WORK INSTRUCTIONS.
Word for word, repeat the data; no picture should appear in the result.

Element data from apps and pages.
•••

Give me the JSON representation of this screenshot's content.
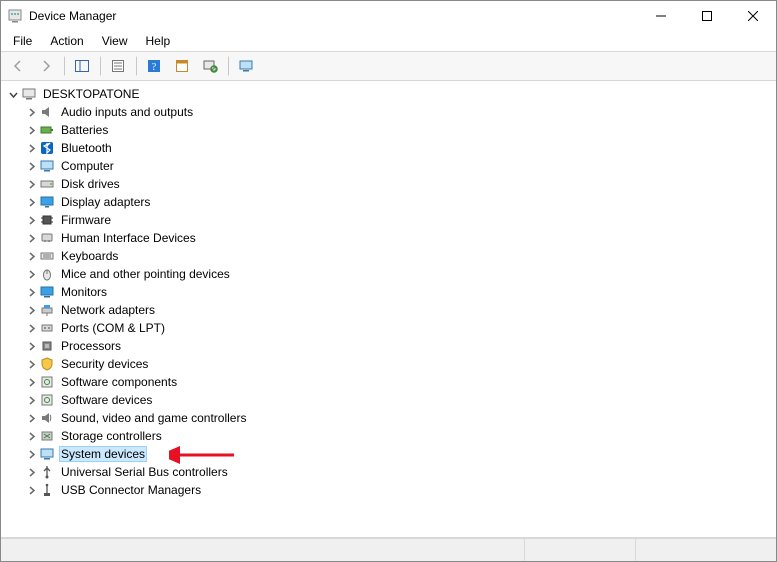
{
  "titlebar": {
    "title": "Device Manager"
  },
  "menubar": {
    "items": [
      "File",
      "Action",
      "View",
      "Help"
    ]
  },
  "toolbar": {
    "back": "back-icon",
    "forward": "forward-icon",
    "show": "show-hide-tree-icon",
    "props": "properties-icon",
    "help": "help-icon",
    "ribbon": "action-center-icon",
    "scan": "scan-hardware-icon",
    "monitor2": "resources-by-connection-icon"
  },
  "tree": {
    "root": {
      "label": "DESKTOPATONE",
      "expanded": true
    },
    "children": [
      {
        "label": "Audio inputs and outputs",
        "icon": "speaker"
      },
      {
        "label": "Batteries",
        "icon": "battery"
      },
      {
        "label": "Bluetooth",
        "icon": "bluetooth"
      },
      {
        "label": "Computer",
        "icon": "computer"
      },
      {
        "label": "Disk drives",
        "icon": "disk"
      },
      {
        "label": "Display adapters",
        "icon": "display"
      },
      {
        "label": "Firmware",
        "icon": "chip"
      },
      {
        "label": "Human Interface Devices",
        "icon": "hid"
      },
      {
        "label": "Keyboards",
        "icon": "keyboard"
      },
      {
        "label": "Mice and other pointing devices",
        "icon": "mouse"
      },
      {
        "label": "Monitors",
        "icon": "monitor"
      },
      {
        "label": "Network adapters",
        "icon": "network"
      },
      {
        "label": "Ports (COM & LPT)",
        "icon": "port"
      },
      {
        "label": "Processors",
        "icon": "cpu"
      },
      {
        "label": "Security devices",
        "icon": "security"
      },
      {
        "label": "Software components",
        "icon": "software"
      },
      {
        "label": "Software devices",
        "icon": "software"
      },
      {
        "label": "Sound, video and game controllers",
        "icon": "sound"
      },
      {
        "label": "Storage controllers",
        "icon": "storage"
      },
      {
        "label": "System devices",
        "icon": "system",
        "selected": true
      },
      {
        "label": "Universal Serial Bus controllers",
        "icon": "usb"
      },
      {
        "label": "USB Connector Managers",
        "icon": "usbconn"
      }
    ]
  },
  "annotation": {
    "arrow_color": "#e81123"
  }
}
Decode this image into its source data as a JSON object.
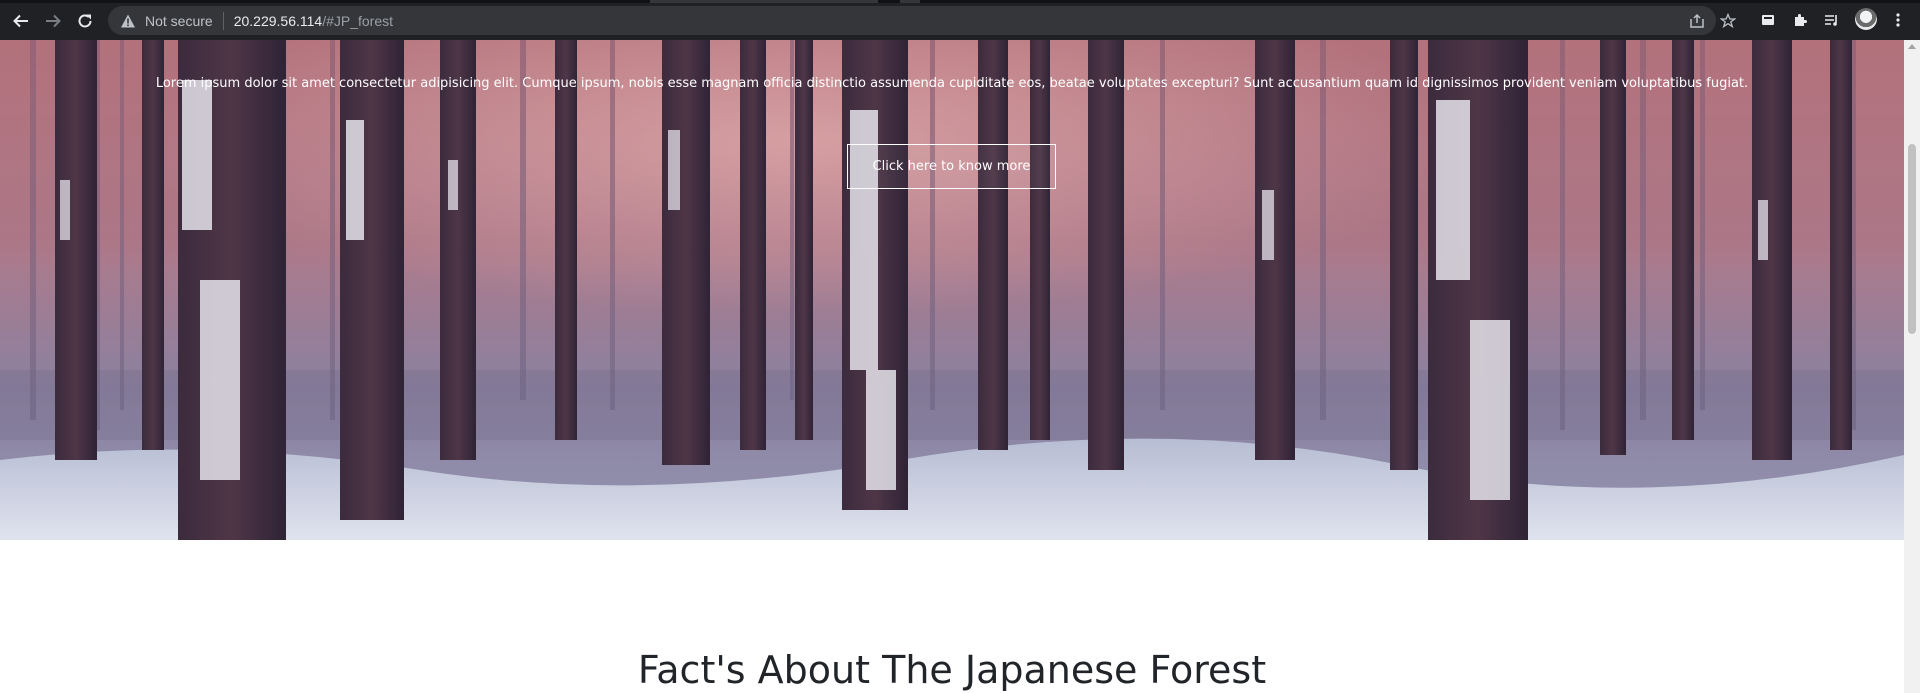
{
  "browser": {
    "security_label": "Not secure",
    "url_host": "20.229.56.114",
    "url_path": "/#JP_forest",
    "icons": [
      "back-icon",
      "forward-icon",
      "reload-icon",
      "warning-icon",
      "share-icon",
      "star-icon",
      "cast-icon",
      "extensions-icon",
      "reading-list-icon",
      "profile-avatar",
      "menu-icon"
    ]
  },
  "hero": {
    "paragraph": "Lorem ipsum dolor sit amet consectetur adipisicing elit. Cumque ipsum, nobis esse magnam officia distinctio assumenda cupiditate eos, beatae voluptates excepturi? Sunt accusantium quam id dignissimos provident veniam voluptatibus fugiat.",
    "button_label": "Click here to know more",
    "overlay_color": "#a0505f"
  },
  "section": {
    "title": "Fact's About The Japanese Forest"
  }
}
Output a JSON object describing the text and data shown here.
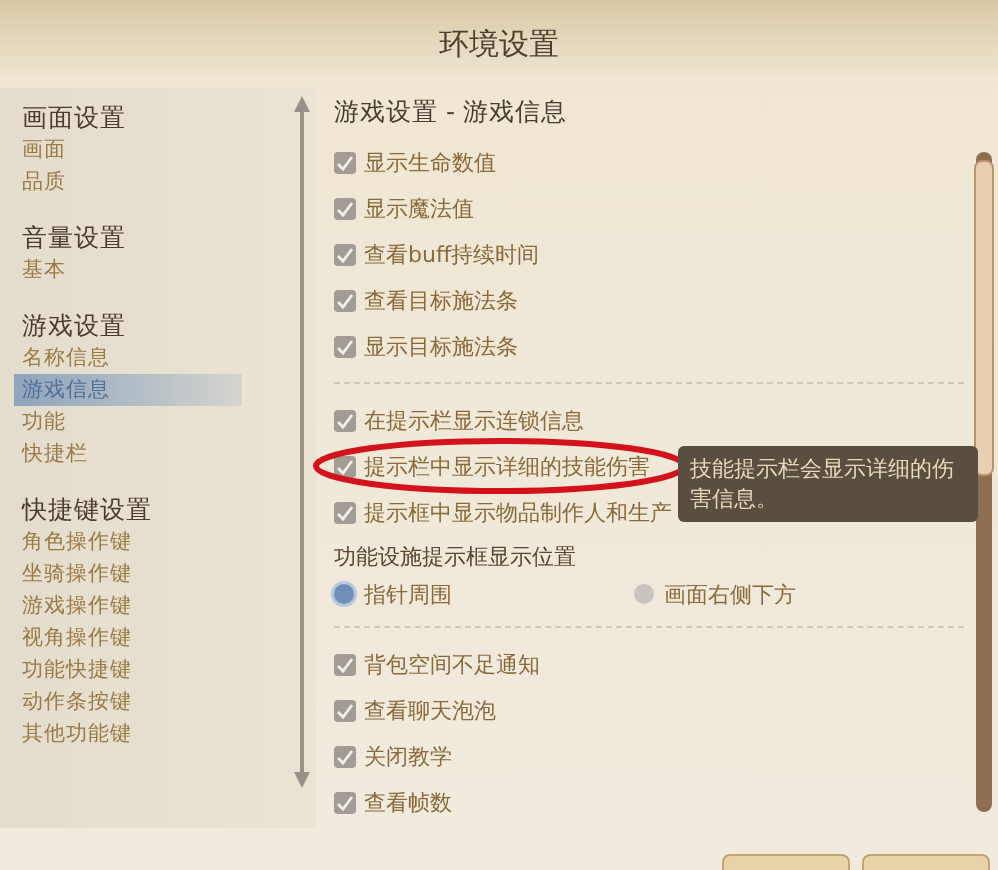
{
  "window": {
    "title": "环境设置"
  },
  "sidebar": [
    {
      "title": "画面设置",
      "items": [
        {
          "label": "画面",
          "selected": false
        },
        {
          "label": "品质",
          "selected": false
        }
      ]
    },
    {
      "title": "音量设置",
      "items": [
        {
          "label": "基本",
          "selected": false
        }
      ]
    },
    {
      "title": "游戏设置",
      "items": [
        {
          "label": "名称信息",
          "selected": false
        },
        {
          "label": "游戏信息",
          "selected": true
        },
        {
          "label": "功能",
          "selected": false
        },
        {
          "label": "快捷栏",
          "selected": false
        }
      ]
    },
    {
      "title": "快捷键设置",
      "items": [
        {
          "label": "角色操作键",
          "selected": false
        },
        {
          "label": "坐骑操作键",
          "selected": false
        },
        {
          "label": "游戏操作键",
          "selected": false
        },
        {
          "label": "视角操作键",
          "selected": false
        },
        {
          "label": "功能快捷键",
          "selected": false
        },
        {
          "label": "动作条按键",
          "selected": false
        },
        {
          "label": "其他功能键",
          "selected": false
        }
      ]
    }
  ],
  "section_title": "游戏设置 - 游戏信息",
  "options": [
    {
      "kind": "checkbox",
      "label": "显示生命数值",
      "checked": true
    },
    {
      "kind": "checkbox",
      "label": "显示魔法值",
      "checked": true
    },
    {
      "kind": "checkbox",
      "label": "查看buff持续时间",
      "checked": true
    },
    {
      "kind": "checkbox",
      "label": "查看目标施法条",
      "checked": true
    },
    {
      "kind": "checkbox",
      "label": "显示目标施法条",
      "checked": true
    },
    {
      "kind": "divider"
    },
    {
      "kind": "checkbox",
      "label": "在提示栏显示连锁信息",
      "checked": true
    },
    {
      "kind": "checkbox",
      "label": "提示栏中显示详细的技能伤害",
      "checked": true,
      "circled": true,
      "tooltip": "技能提示栏会显示详细的伤害信息。"
    },
    {
      "kind": "checkbox",
      "label": "提示框中显示物品制作人和生产",
      "checked": true
    },
    {
      "kind": "heading",
      "label": "功能设施提示框显示位置"
    },
    {
      "kind": "radio",
      "choices": [
        {
          "label": "指针周围",
          "selected": true
        },
        {
          "label": "画面右侧下方",
          "selected": false
        }
      ]
    },
    {
      "kind": "divider"
    },
    {
      "kind": "checkbox",
      "label": "背包空间不足通知",
      "checked": true
    },
    {
      "kind": "checkbox",
      "label": "查看聊天泡泡",
      "checked": true
    },
    {
      "kind": "checkbox",
      "label": "关闭教学",
      "checked": true
    },
    {
      "kind": "checkbox",
      "label": "查看帧数",
      "checked": true
    }
  ]
}
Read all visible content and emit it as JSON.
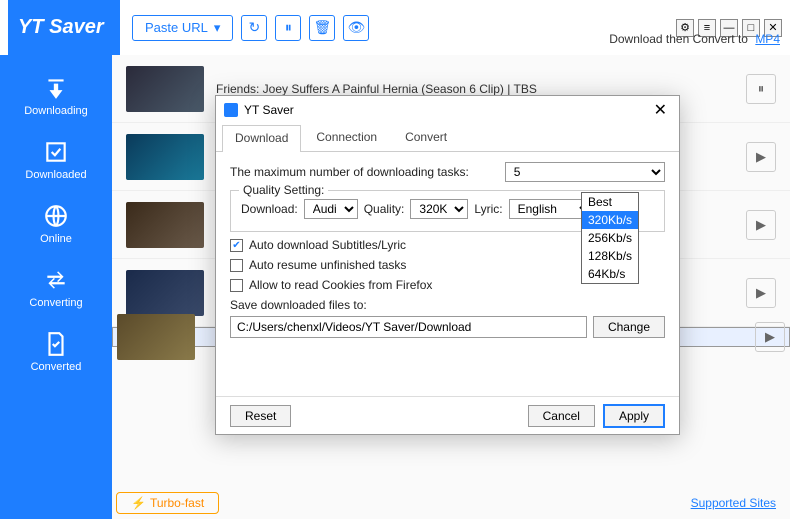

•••

ANSWER SECTION.
Give me the JSON representation of this screenshot's content.
{
  "titlebar": {
    "title": "Device Manager"
  },
  "menubar": {
    "items": [
      "File",
      "Action",
      "View",
      "Help"
    ]
  },
  "toolbar": {
    "back": "back-icon",
    "forward": "forward-icon",
    "show": "show-hide-tree-icon",
    "props": "properties-icon",
    "help": "help-icon",
    "ribbon": "action-center-icon",
    "scan": "scan-hardware-icon",
    "monitor2": "resources-by-connection-icon"
  },
  "tree": {
    "root": {
      "label": "DESKTOPATONE",
      "expanded": true
    },
    "children": [
      {
        "label": "Audio inputs and outputs",
        "icon": "speaker"
      },
      {
        "label": "Batteries",
        "icon": "battery"
      },
      {
        "label": "Bluetooth",
        "icon": "bluetooth"
      },
      {
        "label": "Computer",
        "icon": "computer"
      },
      {
        "label": "Disk drives",
        "icon": "disk"
      },
      {
        "label": "Display adapters",
        "icon": "display"
      },
      {
        "label": "Firmware",
        "icon": "chip"
      },
      {
        "label": "Human Interface Devices",
        "icon": "hid"
      },
      {
        "label": "Keyboards",
        "icon": "keyboard"
      },
      {
        "label": "Mice and other pointing devices",
        "icon": "mouse"
      },
      {
        "label": "Monitors",
        "icon": "monitor"
      },
      {
        "label": "Network adapters",
        "icon": "network"
      },
      {
        "label": "Ports (COM & LPT)",
        "icon": "port"
      },
      {
        "label": "Processors",
        "icon": "cpu"
      },
      {
        "label": "Security devices",
        "icon": "security"
      },
      {
        "label": "Software components",
        "icon": "software"
      },
      {
        "label": "Software devices",
        "icon": "software"
      },
      {
        "label": "Sound, video and game controllers",
        "icon": "sound"
      },
      {
        "label": "Storage controllers",
        "icon": "storage"
      },
      {
        "label": "System devices",
        "icon": "system",
        "selected": true
      },
      {
        "label": "Universal Serial Bus controllers",
        "icon": "usb"
      },
      {
        "label": "USB Connector Managers",
        "icon": "usbconn"
      }
    ]
  },
  "annotation": {
    "arrow_color": "#e81123"
  }
}
Decode this image into its source data as a JSON object.
{
  "browser": {
    "security_label": "Not secure",
    "url_host": "20.229.56.114",
    "url_path": "/#JP_forest",
    "icons": [
      "back-icon",
      "forward-icon",
      "reload-icon",
      "warning-icon",
      "share-icon",
      "star-icon",
      "cast-icon",
      "extensions-icon",
      "reading-list-icon",
      "profile-avatar",
      "menu-icon"
    ]
  },
  "hero": {
    "paragraph": "Lorem ipsum dolor sit amet consectetur adipisicing elit. Cumque ipsum, nobis esse magnam officia distinctio assumenda cupiditate eos, beatae voluptates excepturi? Sunt accusantium quam id dignissimos provident veniam voluptatibus fugiat.",
    "button_label": "Click here to know more",
    "overlay_color": "#a0505f"
  },
  "section": {
    "title": "Fact's About The Japanese Forest"
  }
}
Output a JSON object describing the text and data shown here.
{
  "window": {
    "title": "环境设置"
  },
  "sidebar": [
    {
      "title": "画面设置",
      "items": [
        {
          "label": "画面",
          "selected": false
        },
        {
          "label": "品质",
          "selected": false
        }
      ]
    },
    {
      "title": "音量设置",
      "items": [
        {
          "label": "基本",
          "selected": false
        }
      ]
    },
    {
      "title": "游戏设置",
      "items": [
        {
          "label": "名称信息",
          "selected": false
        },
        {
          "label": "游戏信息",
          "selected": true
        },
        {
          "label": "功能",
          "selected": false
        },
        {
          "label": "快捷栏",
          "selected": false
        }
      ]
    },
    {
      "title": "快捷键设置",
      "items": [
        {
          "label": "角色操作键",
          "selected": false
        },
        {
          "label": "坐骑操作键",
          "selected": false
        },
        {
          "label": "游戏操作键",
          "selected": false
        },
        {
          "label": "视角操作键",
          "selected": false
        },
        {
          "label": "功能快捷键",
          "selected": false
        },
        {
          "label": "动作条按键",
          "selected": false
        },
        {
          "label": "其他功能键",
          "selected": false
        }
      ]
    }
  ],
  "section_title": "游戏设置 - 游戏信息",
  "options": [
    {
      "kind": "checkbox",
      "label": "显示生命数值",
      "checked": true
    },
    {
      "kind": "checkbox",
      "label": "显示魔法值",
      "checked": true
    },
    {
      "kind": "checkbox",
      "label": "查看buff持续时间",
      "checked": true
    },
    {
      "kind": "checkbox",
      "label": "查看目标施法条",
      "checked": true
    },
    {
      "kind": "checkbox",
      "label": "显示目标施法条",
      "checked": true
    },
    {
      "kind": "divider"
    },
    {
      "kind": "checkbox",
      "label": "在提示栏显示连锁信息",
      "checked": true
    },
    {
      "kind": "checkbox",
      "label": "提示栏中显示详细的技能伤害",
      "checked": true,
      "circled": true,
      "tooltip": "技能提示栏会显示详细的伤害信息。"
    },
    {
      "kind": "checkbox",
      "label": "提示框中显示物品制作人和生产",
      "checked": true
    },
    {
      "kind": "heading",
      "label": "功能设施提示框显示位置"
    },
    {
      "kind": "radio",
      "choices": [
        {
          "label": "指针周围",
          "selected": true
        },
        {
          "label": "画面右侧下方",
          "selected": false
        }
      ]
    },
    {
      "kind": "divider"
    },
    {
      "kind": "checkbox",
      "label": "背包空间不足通知",
      "checked": true
    },
    {
      "kind": "checkbox",
      "label": "查看聊天泡泡",
      "checked": true
    },
    {
      "kind": "checkbox",
      "label": "关闭教学",
      "checked": true
    },
    {
      "kind": "checkbox",
      "label": "查看帧数",
      "checked": true
    }
  ]
}
Read all visible content and emit it as JSON.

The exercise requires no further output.